Most of my work is with startups in the high-technology sector, but I also volunteer as a trustee and non-executive director for social enterprise charity Forth Sector. There we have a number of enterprises including a laundry and a garment embroidering business, and recently I’ve been reflecting on how different these enterprises are from the startups I work with daily.
Product vs. Idea
In the laundry and embroidery firms we know exactly what we are selling. We know exactly what our materials and labour costs are, and we have a large customer base with established pricing.
In the startup world, what we are selling is usually less concrete. Product specifications are flexible, service offerings are improvised or adapted on the spot, and sometimes we end up delivering a product as a service or vice-versa to satisfy a customer need. We don’t yet have robust and proven pricing models, so we have to do a lot of quick thinking!
For Forth Sector’s firms we have a well-known set of competitors, and we understand pretty well who is likely to buy from us and why. We also understand why we lose some deals, and which deals aren’t worth pursuing in the first place. In almost all situations the purchaser is definitely going to buy – it just may or may not be from us.
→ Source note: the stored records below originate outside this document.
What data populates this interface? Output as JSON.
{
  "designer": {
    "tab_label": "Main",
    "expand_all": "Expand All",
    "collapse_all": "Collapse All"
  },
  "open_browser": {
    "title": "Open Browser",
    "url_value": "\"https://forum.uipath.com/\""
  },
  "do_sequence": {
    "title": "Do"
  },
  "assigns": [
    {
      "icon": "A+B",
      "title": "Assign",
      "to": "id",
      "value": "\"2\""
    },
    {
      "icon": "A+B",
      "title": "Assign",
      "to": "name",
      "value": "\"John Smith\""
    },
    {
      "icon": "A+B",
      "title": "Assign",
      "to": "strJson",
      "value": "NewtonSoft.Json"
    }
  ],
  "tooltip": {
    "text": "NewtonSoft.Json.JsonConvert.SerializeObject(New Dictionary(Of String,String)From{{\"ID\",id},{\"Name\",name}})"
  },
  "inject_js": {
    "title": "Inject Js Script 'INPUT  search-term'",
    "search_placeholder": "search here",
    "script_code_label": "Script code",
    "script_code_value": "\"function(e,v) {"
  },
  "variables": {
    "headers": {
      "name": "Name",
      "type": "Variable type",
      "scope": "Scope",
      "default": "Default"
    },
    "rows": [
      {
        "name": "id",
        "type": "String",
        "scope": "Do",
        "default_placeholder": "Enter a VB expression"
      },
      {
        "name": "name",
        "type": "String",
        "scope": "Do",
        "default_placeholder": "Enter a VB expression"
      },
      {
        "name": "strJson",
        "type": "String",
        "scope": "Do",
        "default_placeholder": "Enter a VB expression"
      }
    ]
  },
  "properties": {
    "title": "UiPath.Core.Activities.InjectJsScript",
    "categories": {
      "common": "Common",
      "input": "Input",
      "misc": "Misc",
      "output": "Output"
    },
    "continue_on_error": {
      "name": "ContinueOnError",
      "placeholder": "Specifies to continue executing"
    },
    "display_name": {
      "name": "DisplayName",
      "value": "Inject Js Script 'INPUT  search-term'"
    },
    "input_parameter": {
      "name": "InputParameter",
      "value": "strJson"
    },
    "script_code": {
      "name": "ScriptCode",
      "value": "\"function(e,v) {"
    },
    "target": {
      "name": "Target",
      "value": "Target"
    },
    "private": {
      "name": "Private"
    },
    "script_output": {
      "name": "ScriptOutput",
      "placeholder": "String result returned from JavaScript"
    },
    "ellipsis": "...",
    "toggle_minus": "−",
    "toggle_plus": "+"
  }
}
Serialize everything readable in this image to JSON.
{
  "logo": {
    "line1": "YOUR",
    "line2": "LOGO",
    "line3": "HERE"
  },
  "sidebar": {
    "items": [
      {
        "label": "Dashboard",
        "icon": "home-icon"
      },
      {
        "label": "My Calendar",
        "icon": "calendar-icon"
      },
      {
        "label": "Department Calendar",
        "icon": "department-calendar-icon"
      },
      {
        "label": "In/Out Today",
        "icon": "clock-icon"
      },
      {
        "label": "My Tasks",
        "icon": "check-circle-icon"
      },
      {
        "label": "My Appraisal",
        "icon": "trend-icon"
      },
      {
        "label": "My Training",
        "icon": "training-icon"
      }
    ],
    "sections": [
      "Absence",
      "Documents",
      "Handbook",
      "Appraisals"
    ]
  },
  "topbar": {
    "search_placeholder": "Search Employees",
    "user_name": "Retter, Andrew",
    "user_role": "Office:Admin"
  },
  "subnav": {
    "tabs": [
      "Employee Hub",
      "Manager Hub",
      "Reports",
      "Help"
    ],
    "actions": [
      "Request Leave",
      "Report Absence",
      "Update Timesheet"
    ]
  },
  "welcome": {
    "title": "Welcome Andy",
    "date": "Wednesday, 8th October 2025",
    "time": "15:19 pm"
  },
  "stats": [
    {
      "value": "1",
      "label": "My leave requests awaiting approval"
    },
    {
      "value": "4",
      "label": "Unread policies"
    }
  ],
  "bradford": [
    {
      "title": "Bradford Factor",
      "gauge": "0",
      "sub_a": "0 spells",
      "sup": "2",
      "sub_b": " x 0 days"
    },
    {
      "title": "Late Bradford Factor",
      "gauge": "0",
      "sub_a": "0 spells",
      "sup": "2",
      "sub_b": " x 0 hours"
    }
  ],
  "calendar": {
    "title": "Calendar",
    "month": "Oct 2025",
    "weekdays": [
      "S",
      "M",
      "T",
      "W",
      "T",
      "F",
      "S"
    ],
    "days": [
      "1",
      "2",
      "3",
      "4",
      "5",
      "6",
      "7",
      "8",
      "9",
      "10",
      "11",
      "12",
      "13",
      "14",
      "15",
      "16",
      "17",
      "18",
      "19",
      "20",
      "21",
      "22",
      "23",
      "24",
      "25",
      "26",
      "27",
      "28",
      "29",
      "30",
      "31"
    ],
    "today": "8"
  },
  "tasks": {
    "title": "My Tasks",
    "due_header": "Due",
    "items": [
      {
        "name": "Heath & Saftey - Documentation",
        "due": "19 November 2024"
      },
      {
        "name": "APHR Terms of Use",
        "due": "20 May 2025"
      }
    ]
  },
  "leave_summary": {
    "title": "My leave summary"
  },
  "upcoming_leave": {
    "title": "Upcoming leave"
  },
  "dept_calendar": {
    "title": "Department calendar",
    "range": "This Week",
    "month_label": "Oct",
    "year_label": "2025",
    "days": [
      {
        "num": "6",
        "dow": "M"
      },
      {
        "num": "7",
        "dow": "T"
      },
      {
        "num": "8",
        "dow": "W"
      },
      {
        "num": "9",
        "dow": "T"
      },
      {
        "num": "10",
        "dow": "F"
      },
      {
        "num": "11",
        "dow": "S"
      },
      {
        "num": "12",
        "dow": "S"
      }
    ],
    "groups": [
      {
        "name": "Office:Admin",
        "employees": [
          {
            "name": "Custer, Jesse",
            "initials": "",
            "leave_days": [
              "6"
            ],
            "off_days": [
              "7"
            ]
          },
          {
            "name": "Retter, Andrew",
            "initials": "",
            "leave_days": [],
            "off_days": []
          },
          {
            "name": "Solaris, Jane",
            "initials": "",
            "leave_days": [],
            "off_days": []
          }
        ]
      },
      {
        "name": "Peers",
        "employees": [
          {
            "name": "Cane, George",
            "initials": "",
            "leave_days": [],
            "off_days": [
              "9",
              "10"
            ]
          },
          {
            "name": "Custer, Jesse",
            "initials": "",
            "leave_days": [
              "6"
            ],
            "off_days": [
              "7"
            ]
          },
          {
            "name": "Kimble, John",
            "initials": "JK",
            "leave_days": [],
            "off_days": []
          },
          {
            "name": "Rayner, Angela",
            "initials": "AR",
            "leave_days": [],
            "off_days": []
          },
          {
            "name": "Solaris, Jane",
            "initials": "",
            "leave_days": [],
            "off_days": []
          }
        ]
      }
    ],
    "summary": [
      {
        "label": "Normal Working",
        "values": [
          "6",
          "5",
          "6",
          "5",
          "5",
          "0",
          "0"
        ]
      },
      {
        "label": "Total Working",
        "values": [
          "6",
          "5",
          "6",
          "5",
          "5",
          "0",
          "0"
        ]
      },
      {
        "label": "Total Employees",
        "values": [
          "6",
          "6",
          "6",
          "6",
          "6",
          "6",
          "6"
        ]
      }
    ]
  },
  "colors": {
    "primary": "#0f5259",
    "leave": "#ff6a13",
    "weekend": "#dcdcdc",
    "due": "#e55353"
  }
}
In startups we have a theoretical understanding of our competition, but we are usually trying to position our offering as being unique. As such often we try to avoid direct competition, and so our real competitors are “do nothing” or “do something completely different”. We are usually still trying to build a detailed picture of exactly who will buy, who won’t, and what we can do to change that.
In the laundry or embroidery firm, we have a fairly good idea of what we can do to bring in more business and what the lead times are. We might use mailshots or lead generation to get meetings, most of our customers are local and easy to meet, and we know how long it is likely to take to win business.
The startups are, once again, a bit less clear. There is certainly a relationship between how hard we work to sell and what we achieve, but we don’t have a mature enough process to outsource or to accurately predict the effect of a particular campaign.
All business is uncertain, and in the Forth Sector firms we certainly have our ups and downs. Businesses like laundry are quite low-margin, although we manage to derive a lot of social benefit from the jobs we create in addition to the income we generate.
The startups however are hugely uncertain – there is so much we are still learning that sales are inevitably unpredictable. There is the potential for huge success, but everyone in the startup world is familiar with companies that have failed or been forced to change direction when sales didn’t materialise as hoped.
Different Types of Sales
All this emphasises to me once again why the sales skills needed in startups are different from those in more established companies – a different set of skills is needed to deal with the high levels of uncertainty.
This might help to bring to life some of my other posts on this topic: